Born in 1970 by Bing, Conjoint Family Drawing is very useful in research as well as in clinical settings because it allows to assess the family as a whole. Unfortunately, a lack of studies and researches identifying a clear grid or unambiguous criteria for its interpretation is to be acknowledged. How can data from the Conjoint Family Drawing be used in a standardized and structured fashion? Which of the elements and aspects in the drawings need to be considered to assess families? This paper aims to identify a group of categorical variables that will serve for an objective interpretation of drawings as well as to verify the instrument’s discriminant capacity. In particular, the criteria and variables found in literature on the use of drawings and other family assessment instruments were explored and their suitability for the explanation of Conjoint Family Drawings (CFD) was tested out. A coding grid of 18 categorical variables (10 concern various elements in the drawing and the remaining 8 concern the drawing making process) was developed and applied on a sample of 117 CFDs from clinical and non-clinical families. The variables consider emotional, interactive and relational aspects.
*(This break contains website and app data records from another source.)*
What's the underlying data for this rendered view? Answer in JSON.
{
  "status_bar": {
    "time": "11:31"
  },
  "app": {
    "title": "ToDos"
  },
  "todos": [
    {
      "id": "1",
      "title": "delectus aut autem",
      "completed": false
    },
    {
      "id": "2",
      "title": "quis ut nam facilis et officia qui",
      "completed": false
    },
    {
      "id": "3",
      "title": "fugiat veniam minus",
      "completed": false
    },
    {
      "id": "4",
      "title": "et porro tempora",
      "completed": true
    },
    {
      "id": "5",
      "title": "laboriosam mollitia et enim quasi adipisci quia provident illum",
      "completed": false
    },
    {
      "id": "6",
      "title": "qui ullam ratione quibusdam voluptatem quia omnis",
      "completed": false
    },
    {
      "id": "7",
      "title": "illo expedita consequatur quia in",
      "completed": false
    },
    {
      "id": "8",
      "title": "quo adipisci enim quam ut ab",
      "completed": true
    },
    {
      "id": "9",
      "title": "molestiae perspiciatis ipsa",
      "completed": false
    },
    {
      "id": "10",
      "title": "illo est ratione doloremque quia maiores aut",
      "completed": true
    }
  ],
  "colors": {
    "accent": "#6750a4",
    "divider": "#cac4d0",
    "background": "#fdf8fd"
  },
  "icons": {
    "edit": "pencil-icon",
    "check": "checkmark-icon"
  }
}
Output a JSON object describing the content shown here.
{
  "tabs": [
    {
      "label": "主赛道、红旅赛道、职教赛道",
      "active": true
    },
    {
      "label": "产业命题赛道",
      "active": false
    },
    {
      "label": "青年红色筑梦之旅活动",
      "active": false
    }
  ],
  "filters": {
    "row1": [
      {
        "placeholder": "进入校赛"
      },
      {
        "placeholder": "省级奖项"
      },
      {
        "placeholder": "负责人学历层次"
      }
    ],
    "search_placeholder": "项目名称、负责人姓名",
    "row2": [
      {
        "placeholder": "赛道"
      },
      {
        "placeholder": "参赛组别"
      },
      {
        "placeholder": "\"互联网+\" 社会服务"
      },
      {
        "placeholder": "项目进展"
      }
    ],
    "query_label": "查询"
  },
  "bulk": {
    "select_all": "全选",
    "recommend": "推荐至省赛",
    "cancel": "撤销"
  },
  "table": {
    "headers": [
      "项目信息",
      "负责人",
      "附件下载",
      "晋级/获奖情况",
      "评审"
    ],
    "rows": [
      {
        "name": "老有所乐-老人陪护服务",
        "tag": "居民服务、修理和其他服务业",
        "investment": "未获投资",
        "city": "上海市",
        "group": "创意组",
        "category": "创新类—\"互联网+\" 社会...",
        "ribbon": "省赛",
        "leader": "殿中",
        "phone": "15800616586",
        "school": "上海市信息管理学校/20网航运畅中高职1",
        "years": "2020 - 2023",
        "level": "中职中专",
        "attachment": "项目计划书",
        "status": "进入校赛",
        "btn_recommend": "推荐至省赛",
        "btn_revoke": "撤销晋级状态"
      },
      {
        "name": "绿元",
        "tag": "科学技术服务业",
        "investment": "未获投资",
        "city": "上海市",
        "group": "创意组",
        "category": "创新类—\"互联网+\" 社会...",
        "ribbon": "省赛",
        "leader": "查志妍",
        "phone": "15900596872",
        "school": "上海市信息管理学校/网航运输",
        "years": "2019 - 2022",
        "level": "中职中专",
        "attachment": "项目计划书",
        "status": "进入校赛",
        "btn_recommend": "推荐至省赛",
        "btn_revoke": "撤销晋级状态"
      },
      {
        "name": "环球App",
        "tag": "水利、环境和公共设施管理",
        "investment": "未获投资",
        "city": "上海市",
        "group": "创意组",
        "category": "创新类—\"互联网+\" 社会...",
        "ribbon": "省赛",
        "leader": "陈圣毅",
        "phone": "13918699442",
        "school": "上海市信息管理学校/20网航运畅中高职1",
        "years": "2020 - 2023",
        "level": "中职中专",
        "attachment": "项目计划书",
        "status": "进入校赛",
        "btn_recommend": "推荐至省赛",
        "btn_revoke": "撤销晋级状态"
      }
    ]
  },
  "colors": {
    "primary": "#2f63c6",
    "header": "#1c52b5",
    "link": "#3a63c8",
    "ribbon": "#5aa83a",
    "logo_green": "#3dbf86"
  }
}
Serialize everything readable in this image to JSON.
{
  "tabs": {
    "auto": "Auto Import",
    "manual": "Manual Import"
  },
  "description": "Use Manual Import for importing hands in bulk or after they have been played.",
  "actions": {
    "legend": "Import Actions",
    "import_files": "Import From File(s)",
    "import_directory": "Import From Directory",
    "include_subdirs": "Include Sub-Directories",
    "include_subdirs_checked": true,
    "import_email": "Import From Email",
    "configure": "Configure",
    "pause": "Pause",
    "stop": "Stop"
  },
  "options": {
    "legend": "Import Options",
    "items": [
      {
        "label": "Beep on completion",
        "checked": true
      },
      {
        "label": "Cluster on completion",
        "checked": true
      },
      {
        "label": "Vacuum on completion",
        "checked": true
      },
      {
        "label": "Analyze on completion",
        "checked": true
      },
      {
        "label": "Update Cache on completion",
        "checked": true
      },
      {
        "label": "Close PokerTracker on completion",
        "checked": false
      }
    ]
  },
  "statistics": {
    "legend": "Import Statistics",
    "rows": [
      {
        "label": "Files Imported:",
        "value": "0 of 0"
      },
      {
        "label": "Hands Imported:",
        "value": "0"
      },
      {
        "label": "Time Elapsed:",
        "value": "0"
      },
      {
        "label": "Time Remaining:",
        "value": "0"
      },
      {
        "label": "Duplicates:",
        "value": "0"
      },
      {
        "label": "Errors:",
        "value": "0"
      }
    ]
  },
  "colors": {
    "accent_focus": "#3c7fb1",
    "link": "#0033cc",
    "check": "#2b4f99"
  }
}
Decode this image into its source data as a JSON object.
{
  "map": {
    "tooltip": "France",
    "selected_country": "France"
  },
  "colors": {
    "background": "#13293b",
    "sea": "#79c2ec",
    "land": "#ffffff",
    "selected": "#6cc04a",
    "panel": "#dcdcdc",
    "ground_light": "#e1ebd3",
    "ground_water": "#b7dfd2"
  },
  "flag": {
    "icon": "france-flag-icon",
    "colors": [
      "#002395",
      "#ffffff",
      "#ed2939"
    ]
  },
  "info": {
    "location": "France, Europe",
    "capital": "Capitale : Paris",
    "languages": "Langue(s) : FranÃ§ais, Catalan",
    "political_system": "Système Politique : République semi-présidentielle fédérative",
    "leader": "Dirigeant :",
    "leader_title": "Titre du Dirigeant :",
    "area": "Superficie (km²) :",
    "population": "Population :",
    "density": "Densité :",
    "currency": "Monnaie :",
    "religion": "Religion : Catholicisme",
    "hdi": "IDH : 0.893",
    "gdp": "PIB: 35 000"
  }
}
A two–step cluster analysis was carried out to define discriminant variables and 6 different family typologies were identified.
- Conjoint Family Drawing
- family assessment